Russell Hainline’s review published on Letterboxd :
This was an intensely enjoyable movie experience for me. And I realize it's at least partially because of my own personal taste-- I grew up on monster movies and watched made-for-SyFy flicks every Saturday morning with my brother. It's also at least partially because I love movies that are BATSHIT INEXPLICABLE, and this one absolutely suffices.
Some things worth noting:
- The Rock breaking his handcuffs by simply pulling them apart and having them pop off his big-ass wrists fits perfectly with the Furious Seven cast-shattering flex, and every single Rock movie needs a scene in which he escapes some sort of restraint just because he's so goddamn big and no further explanation is required
- the Joe Mangianello series of scenes isn't tied to the narrative or the main characters whatsoever. The movie spends a solid ten minutes of run time on something that *exclusively* exists so that we get some more scenes of giant wolf carnage-- and I was, as the kids say, HERE FOR IT
- Malin Akerman and Jake Lacy-- I don't even know where to begin here. I like to imagine they signed up for this movie, thinking, "Sweet, villains in a monster movie!", saw that they were basically given *zero* character to play and *zero* interesting things to say, and decided they would compensate for that by going AS BROAD AS HUMANLY POSSIBLE. I love love love this decision, and Jake Lacy in Rampage, with his constant snacking, bizarre hair choice, and bug-eyed over-the-top sitcom-style reactions to everything going on-- I could write an entire BOOK about this performance
- the ABSOLUTELY GRATUITOUS AND NEEDLESSLY NASTY VIOLENCE that the movie deploys at every turn-- this is normally the sort of thing that turns me off (it was one of my complaints about San Andreas, made by the same creative team as Rampage), but for some reason, when the horrible violence is being perpetrated by these giant creatures, it made me gleefully happy-- the way both villains met their ends made my jaw drop
- by the way, I suppose this one constitutes as a spoiler, but whatever-- when that wolf spread its legs and revealed flying squirrel glider wings, I genuinely GASPED in the theater.

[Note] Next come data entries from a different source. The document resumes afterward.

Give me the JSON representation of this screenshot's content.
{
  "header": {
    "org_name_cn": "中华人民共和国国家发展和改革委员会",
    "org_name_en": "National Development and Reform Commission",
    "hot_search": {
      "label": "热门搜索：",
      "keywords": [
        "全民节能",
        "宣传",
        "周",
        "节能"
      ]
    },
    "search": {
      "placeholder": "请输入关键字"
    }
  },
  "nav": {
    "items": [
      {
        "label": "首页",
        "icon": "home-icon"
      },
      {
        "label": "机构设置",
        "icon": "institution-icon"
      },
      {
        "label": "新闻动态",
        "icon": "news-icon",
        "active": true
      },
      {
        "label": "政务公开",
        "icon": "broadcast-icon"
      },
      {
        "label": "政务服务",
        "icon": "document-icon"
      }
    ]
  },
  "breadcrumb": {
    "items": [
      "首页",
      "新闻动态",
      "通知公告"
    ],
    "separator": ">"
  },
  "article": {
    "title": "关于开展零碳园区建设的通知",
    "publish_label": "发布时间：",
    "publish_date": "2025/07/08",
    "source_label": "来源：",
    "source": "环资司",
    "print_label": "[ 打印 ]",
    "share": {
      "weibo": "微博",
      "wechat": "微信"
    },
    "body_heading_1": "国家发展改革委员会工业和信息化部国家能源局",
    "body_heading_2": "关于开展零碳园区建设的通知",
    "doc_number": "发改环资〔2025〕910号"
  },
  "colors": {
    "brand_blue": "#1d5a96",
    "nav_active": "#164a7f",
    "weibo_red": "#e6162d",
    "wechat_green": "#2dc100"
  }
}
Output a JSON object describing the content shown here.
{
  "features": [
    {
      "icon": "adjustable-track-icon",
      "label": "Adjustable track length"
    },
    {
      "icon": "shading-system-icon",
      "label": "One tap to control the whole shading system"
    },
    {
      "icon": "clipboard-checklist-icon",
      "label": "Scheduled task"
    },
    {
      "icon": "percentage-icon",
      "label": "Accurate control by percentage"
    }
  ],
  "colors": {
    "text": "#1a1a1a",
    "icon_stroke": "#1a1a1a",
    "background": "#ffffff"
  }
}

Here is something insanely goofy and awesome that is ONLY USED ONCE IN THE WHOLE MOVIE (there's a previous scene that alludes to the wolf flying, I suppose, but it's in the distance, and if you're like me, you just thought, "shit, that wolf can jump"). It's as if they said, "we need a moment of something fun here, that exists only to delight Russell." Same for the scene when the wolf shoots goddamn porcupine quills out of its massive tail. Same for the scene when the crocodile comes out of the water, knocks over a boat, and you can see little humans trying to cling for life on its spikes. These little goofy-ass, wonderful details are what made this experience for me.
Yes, I laughed at the Dave and Busters plug too, and yes, there are obvious groaner lines of dialogue, but even those groaners oozed love to me. This movie seemed like it was made by people with a deep love for corny sci-fi movies about giant goofy monsters who destroy everything and pound the shit out of each other, and sure, they made it mainstream instead of soaking it in Guillermo Del Toro nerdery and wonder... but I had less than zero problem with that. If someone gave me $100 million and said, "Make a movie with this," I'd absolutely make a movie with giant monsters beating the shit out of everything. Corny one-liners, shameless product placement, absurd violence, my muscular hero showing off his bigness at every moment. I fully acknowledge that this movie will not be for everyone, but I'll be goddamned if I didn't have a *ball.*